An additional focus in the laboratory is understanding the role of the genital mucosa and associated host proteins that protect or, in the context of a second sexually transmitted disease, might enhance HIV transmission.  Ultimately, the goal of the latter work is to devise safe strategies for prevention, particularly around topical microbicides that might be applied directly to the genital mucosa to block sexual transmission.  This work is presently focused on establishing in vitro models to study vaginal transmission and topical microbicides including genital cell monolayers and genital tissue explant models.  

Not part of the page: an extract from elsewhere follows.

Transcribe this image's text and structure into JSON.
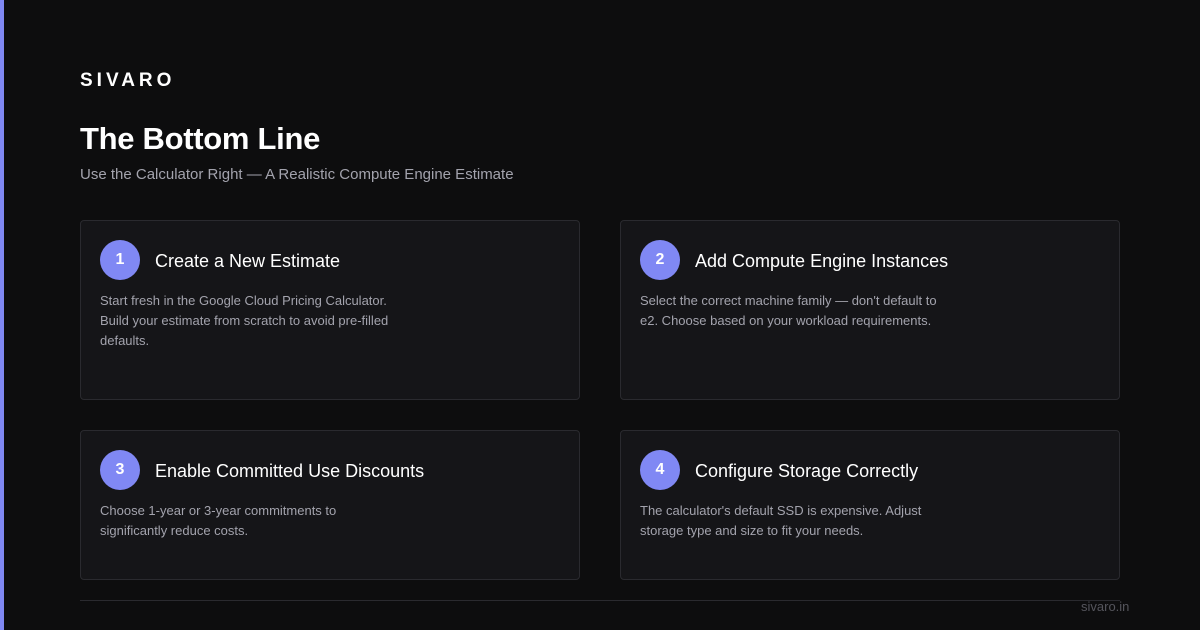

Lastly, through a long-standing collaboration with Drs. Andrea Cara and Donatella Negri, the laboratory has defined the viral RNA and protein expression potential and stability of non-integrated closed circular forms of HIV DNA.  This work formed the basis of subsequent work focused on the generation of integrase defective HIV-1 based vectors to be used as a vaccine delivery vehicle for HIV as well as other infections.  Drs. Cara and Negri recently arrived from Italy to join the Klotman laboratory.  They have been working together for many years and finally decided to continue their scientific collaboration in the wonderful setting that is Duke.  Their work is centered on the development of a new vaccine strategy based on integrase-defective lentiviral vector (IDLV) as a delivery system.  The idea is to exploit the ability of a safety modified HIV-based vector for stably transducing non-dividing antigen presenting cells, such as dendritic cells and macrophages.  They have demonstrated that this vector is effective in inducing long-term antigen-specific immune responses in small animal models after a single immunization and they are working on improving both safety and efficiency for a potential use of the vector in non-human primate models of AIDS.